RECORDS SHOWN:
----
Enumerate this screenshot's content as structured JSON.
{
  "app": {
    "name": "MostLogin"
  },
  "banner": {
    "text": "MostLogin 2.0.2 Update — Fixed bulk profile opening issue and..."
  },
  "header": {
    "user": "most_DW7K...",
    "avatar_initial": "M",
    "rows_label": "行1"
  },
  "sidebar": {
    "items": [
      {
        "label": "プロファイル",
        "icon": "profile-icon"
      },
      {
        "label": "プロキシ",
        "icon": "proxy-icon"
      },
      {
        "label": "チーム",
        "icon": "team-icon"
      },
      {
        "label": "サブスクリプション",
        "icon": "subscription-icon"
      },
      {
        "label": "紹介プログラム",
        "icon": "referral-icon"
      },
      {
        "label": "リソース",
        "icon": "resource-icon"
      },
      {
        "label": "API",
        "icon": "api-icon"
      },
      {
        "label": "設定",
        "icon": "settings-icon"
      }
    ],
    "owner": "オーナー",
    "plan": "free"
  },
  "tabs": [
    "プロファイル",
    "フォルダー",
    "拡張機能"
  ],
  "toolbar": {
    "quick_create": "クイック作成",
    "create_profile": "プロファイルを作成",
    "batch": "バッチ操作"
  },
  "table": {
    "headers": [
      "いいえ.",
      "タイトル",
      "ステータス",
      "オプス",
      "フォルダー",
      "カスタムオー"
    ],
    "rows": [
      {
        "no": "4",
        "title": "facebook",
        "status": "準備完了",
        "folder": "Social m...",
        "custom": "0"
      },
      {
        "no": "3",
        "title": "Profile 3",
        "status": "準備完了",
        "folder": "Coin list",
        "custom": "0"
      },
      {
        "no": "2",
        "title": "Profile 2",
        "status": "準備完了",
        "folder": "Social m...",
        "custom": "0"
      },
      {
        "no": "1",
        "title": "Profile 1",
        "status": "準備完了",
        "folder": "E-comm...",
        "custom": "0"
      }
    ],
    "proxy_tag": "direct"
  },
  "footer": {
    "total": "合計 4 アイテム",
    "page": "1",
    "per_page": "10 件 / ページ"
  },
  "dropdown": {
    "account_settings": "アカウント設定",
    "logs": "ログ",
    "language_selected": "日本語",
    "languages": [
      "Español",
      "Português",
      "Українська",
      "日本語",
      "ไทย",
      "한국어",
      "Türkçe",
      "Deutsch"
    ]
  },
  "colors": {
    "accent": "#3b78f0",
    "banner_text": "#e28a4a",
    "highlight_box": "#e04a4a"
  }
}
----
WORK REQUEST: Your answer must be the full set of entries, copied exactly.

FINAL ANSWER:
Enumerate this screenshot's content as structured JSON.
{
  "app": {
    "name": "MostLogin"
  },
  "banner": {
    "text": "MostLogin 2.0.2 Update — Fixed bulk profile opening issue and..."
  },
  "header": {
    "user": "most_DW7K...",
    "avatar_initial": "M",
    "rows_label": "行1"
  },
  "sidebar": {
    "items": [
      {
        "label": "プロファイル",
        "icon": "profile-icon"
      },
      {
        "label": "プロキシ",
        "icon": "proxy-icon"
      },
      {
        "label": "チーム",
        "icon": "team-icon"
      },
      {
        "label": "サブスクリプション",
        "icon": "subscription-icon"
      },
      {
        "label": "紹介プログラム",
        "icon": "referral-icon"
      },
      {
        "label": "リソース",
        "icon": "resource-icon"
      },
      {
        "label": "API",
        "icon": "api-icon"
      },
      {
        "label": "設定",
        "icon": "settings-icon"
      }
    ],
    "owner": "オーナー",
    "plan": "free"
  },
  "tabs": [
    "プロファイル",
    "フォルダー",
    "拡張機能"
  ],
  "toolbar": {
    "quick_create": "クイック作成",
    "create_profile": "プロファイルを作成",
    "batch": "バッチ操作"
  },
  "table": {
    "headers": [
      "いいえ.",
      "タイトル",
      "ステータス",
      "オプス",
      "フォルダー",
      "カスタムオー"
    ],
    "rows": [
      {
        "no": "4",
        "title": "facebook",
        "status": "準備完了",
        "folder": "Social m...",
        "custom": "0"
      },
      {
        "no": "3",
        "title": "Profile 3",
        "status": "準備完了",
        "folder": "Coin list",
        "custom": "0"
      },
      {
        "no": "2",
        "title": "Profile 2",
        "status": "準備完了",
        "folder": "Social m...",
        "custom": "0"
      },
      {
        "no": "1",
        "title": "Profile 1",
        "status": "準備完了",
        "folder": "E-comm...",
        "custom": "0"
      }
    ],
    "proxy_tag": "direct"
  },
  "footer": {
    "total": "合計 4 アイテム",
    "page": "1",
    "per_page": "10 件 / ページ"
  },
  "dropdown": {
    "account_settings": "アカウント設定",
    "logs": "ログ",
    "language_selected": "日本語",
    "languages": [
      "Español",
      "Português",
      "Українська",
      "日本語",
      "ไทย",
      "한국어",
      "Türkçe",
      "Deutsch"
    ]
  },
  "colors": {
    "accent": "#3b78f0",
    "banner_text": "#e28a4a",
    "highlight_box": "#e04a4a"
  }
}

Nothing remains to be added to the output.